Over the course of the past two weeks I have realised that a tee-total, Virgin Mary drinker may well be the least welcome customer in many a Tavern around the world. It’s fiddly drink that needs to be made to suit personal tastes and yet, as it’s predominantly tomato juice, there is little scope for price inflation. There’s lots of value add from the Bar Staff, but little value creation from their perspective. The simple addition of a shot of vodka would increase the cost by approximately 400%.
I like to think this explains the unwelcoming glances I receive from the Bar Staff as I approach for my early evening aperitif. Perhaps I’m being paranoid, but I believe there is a certain reluctance as the (healthy) nibbles were handed over to accompany my drink. The addition of an occasional Gin & Tonic goes some way to re-dressing the balance, but in itself it doesn’t appear to fully make up for my deficiencies.
This holiday has been a little different from past experiences as far as the Nightlife is concerned. Rather than being Party Animals, racking up huge Bar bills and being a safe bet to be there when Last orders are called, we have been very subdued. Our evening entertainment has largely revolved around a nice meal and a family games of cards.
For me, a late night in the Bar loses it’s appeal somewhat without the allure of a cold beverage to help liven things up.
We have even had to resort to deceit to maintain some level of social acceptability.
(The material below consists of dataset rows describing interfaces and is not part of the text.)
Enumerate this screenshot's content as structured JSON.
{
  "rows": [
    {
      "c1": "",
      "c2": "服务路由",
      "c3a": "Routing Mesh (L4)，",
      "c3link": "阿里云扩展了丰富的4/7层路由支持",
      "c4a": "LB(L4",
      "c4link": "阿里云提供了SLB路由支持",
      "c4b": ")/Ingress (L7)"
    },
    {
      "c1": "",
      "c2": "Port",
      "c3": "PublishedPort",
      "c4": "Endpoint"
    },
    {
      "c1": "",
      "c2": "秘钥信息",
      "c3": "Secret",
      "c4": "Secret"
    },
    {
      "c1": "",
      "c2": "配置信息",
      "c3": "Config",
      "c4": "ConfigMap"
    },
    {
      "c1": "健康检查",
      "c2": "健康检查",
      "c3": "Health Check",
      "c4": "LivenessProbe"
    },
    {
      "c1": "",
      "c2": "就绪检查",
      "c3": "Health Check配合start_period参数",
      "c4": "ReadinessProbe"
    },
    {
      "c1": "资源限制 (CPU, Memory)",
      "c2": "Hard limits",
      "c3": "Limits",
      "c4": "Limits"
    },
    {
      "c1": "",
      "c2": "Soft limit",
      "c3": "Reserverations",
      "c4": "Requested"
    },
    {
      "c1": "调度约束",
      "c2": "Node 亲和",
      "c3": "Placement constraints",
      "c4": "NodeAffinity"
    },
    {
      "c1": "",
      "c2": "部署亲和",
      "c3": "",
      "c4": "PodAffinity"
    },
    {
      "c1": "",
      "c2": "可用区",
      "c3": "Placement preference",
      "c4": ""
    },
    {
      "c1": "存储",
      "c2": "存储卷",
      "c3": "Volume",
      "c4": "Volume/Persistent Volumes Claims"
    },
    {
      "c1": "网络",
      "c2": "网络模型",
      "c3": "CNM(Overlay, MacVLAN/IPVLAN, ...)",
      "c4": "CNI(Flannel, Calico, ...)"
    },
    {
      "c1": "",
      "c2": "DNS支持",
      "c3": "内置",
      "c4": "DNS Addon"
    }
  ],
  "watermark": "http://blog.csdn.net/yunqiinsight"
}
Each evening we have ordered a bottle of wine with dinner… “two glasses please”. This may seem like a strange move given I’m not drinking, but having explored the options it seemed like the path of least resistance. My role has been to sit with a glass of wine in front of me throughout the meal, subtly switching with Louise from time to time to create the illusion of gradual consumption… the two of us sharing a nice bottle of wine, as civilised people do.
We’re pretty sure that most of the Waiters / Waitresses have cottoned on to our little deceit. Not that it makes a huge amount of difference to them, but to “us” it feels more acceptable. The next best option would be to order a small bottle of wine with one glass.
The question is, when does it become more socially acceptable to order a large bottle than to order multiple small bottles?
I’m inclined to think that at least ordering a large bottle shows you’re realistic about how much you’re likely to drink. You don’t have to drink it all (for the record, we have taken half a bottle to our room each evening to provide sustenance during the family card game), but it’s there of you fancy another little glass.
The flip side is that you order a little bottle, and then another, and perhaps another. Without an attentive Waitress you may end up with a collection of bottles lined up across your table… and no guarantee of anything to take back to your room for later.
We’re new to all this. Beverage etiquette has never really been a concern in the past. We used to work on the basis that you ordered a drink… you drank (and repeat as required). Another “new life” experience for us all!